Adult website operator arrested over uploading female athletes’ images

The Metropolitan Police Department has arrested a man on suspicion of putting images of female athletes on an adult website after obtaining the images from a TV program without permission, a violation of the Copyright Law.

This is the first arrest to be made in such a case since last fall, when the sports world launched a large-scale campaign against taking and disseminating photos for sexual purposes. The Japanese Olympic Committee had consulted with the MPD about such cases after receiving requests from several sports organizations and female athletes.

According to investigators, adult website operator Kosuke Koyama, 37, of Seika, Kyoto Prefecture, was arrested Sunday.

Invesigators believe that Koyama duplicated images of female athletes taking part in competitions that were shown on a TV sports program, and on May 18, 2019, he uploaded them without permission on an adult website that he operates.

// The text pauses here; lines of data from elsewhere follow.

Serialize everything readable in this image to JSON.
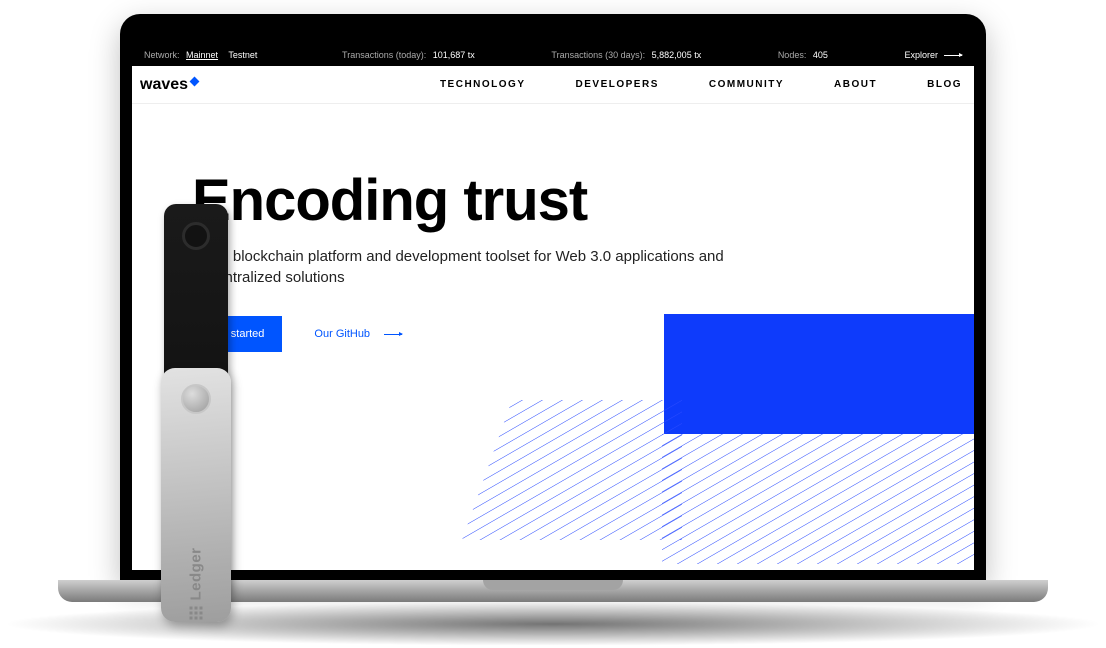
{
  "statbar": {
    "network_label": "Network:",
    "mainnet": "Mainnet",
    "testnet": "Testnet",
    "tx_today_label": "Transactions (today):",
    "tx_today_value": "101,687 tx",
    "tx_30d_label": "Transactions (30 days):",
    "tx_30d_value": "5,882,005 tx",
    "nodes_label": "Nodes:",
    "nodes_value": "405",
    "explorer": "Explorer"
  },
  "nav": {
    "logo": "waves",
    "items": [
      "TECHNOLOGY",
      "DEVELOPERS",
      "COMMUNITY",
      "ABOUT",
      "BLOG"
    ]
  },
  "hero": {
    "title": "Encoding trust",
    "subtitle": "Open blockchain platform and development toolset for Web 3.0 applications and decentralized solutions",
    "cta_primary": "Get started",
    "cta_github": "Our GitHub"
  },
  "device": {
    "brand": "Ledger"
  },
  "colors": {
    "accent": "#0055FF"
  }
}
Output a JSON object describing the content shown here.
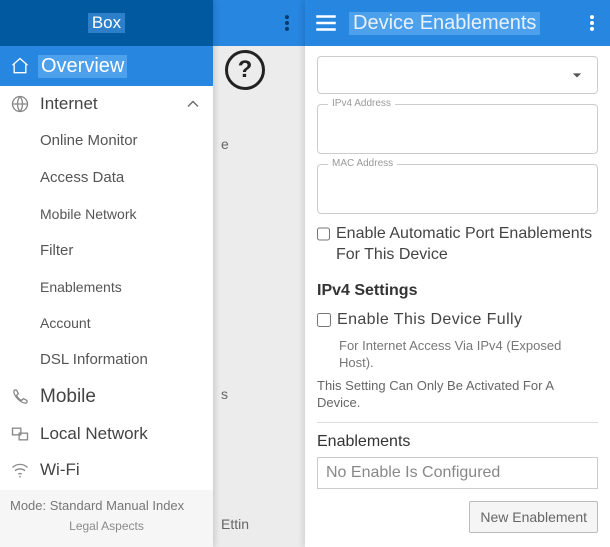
{
  "sidebar": {
    "brand": "Box",
    "overview": "Overview",
    "internet": {
      "label": "Internet",
      "children": [
        "Online Monitor",
        "Access Data",
        "Mobile Network",
        "Filter",
        "Enablements",
        "Account",
        "DSL Information"
      ]
    },
    "mobile": "Mobile",
    "localnet": "Local Network",
    "wifi": "Wi-Fi",
    "footer_mode": "Mode: Standard Manual Index",
    "footer_legal": "Legal Aspects"
  },
  "mid": {
    "frag1": "e",
    "frag2": "s",
    "frag3": "Ettin"
  },
  "panel": {
    "title": "Device Enablements",
    "dropdown_value": "",
    "ipv4_label": "IPv4 Address",
    "mac_label": "MAC Address",
    "chk_auto": "Enable Automatic Port Enablements For This Device",
    "section_ipv4": "IPv4 Settings",
    "chk_full": "Enable This Device Fully",
    "hint_full": "For Internet Access Via IPv4 (Exposed Host).",
    "hint_note": "This Setting Can Only Be Activated For A Device.",
    "section_enab": "Enablements",
    "enab_empty": "No Enable Is Configured",
    "btn_new": "New Enablement"
  }
}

He is suspected of infringing the TV station’s copyright by making the images available for viewing by an unspecified number of internet users.

The images shown on TV were not considered obscene. However, the athletes’ images were reproduced on an adult website that also showed unrelated naked women, and obscene comments were added to the images.

MPD investigators said Koyama runs about 10 adult sites, and they are checking their content.

In the sports world, filming athletes for sexual purposes has been a problem for many years, but there is no provision in the Penal Code that prohibits it. Also, prefectural governments’ anti-nuisance ordinances only apply to such acts as secretly taking pictures of people in the nude, or in underwear that is normally hidden by their clothes.

Since athletes wear uniforms, it was difficult to bring criminal charges in such cases.

Measures against such incidents were boosted in August last year after the Japan Association of Athletics Federations received a complaint from a female athlete who said that her breasts and buttocks had been photographed in close-up without her permission and that the photos had been disseminated on social media.

In November the same year, the JOC and six other related organizations issued a joint statement calling for these acts to be prevented.

In March this year, the Tokyo Organizing Committee of the Olympic and Paralympic Games — for the first time in the history of the Olympic Games — added the taking and transmission of images for sexual purposes to the list of prohibited activities at Games venues.

Athletes have portrait rights and publicity rights to receive compensation for the use of their images, but once images are disseminated on the internet, they cannot be easily erased, making it difficult to recover damages through civil suits.

Under these circumstances, the MPD has focused its investigation on unscrupulous website operators who disseminate such images. Noting that TV station’s images were being used without permission, they decided to pursue violations of the Copyright Law.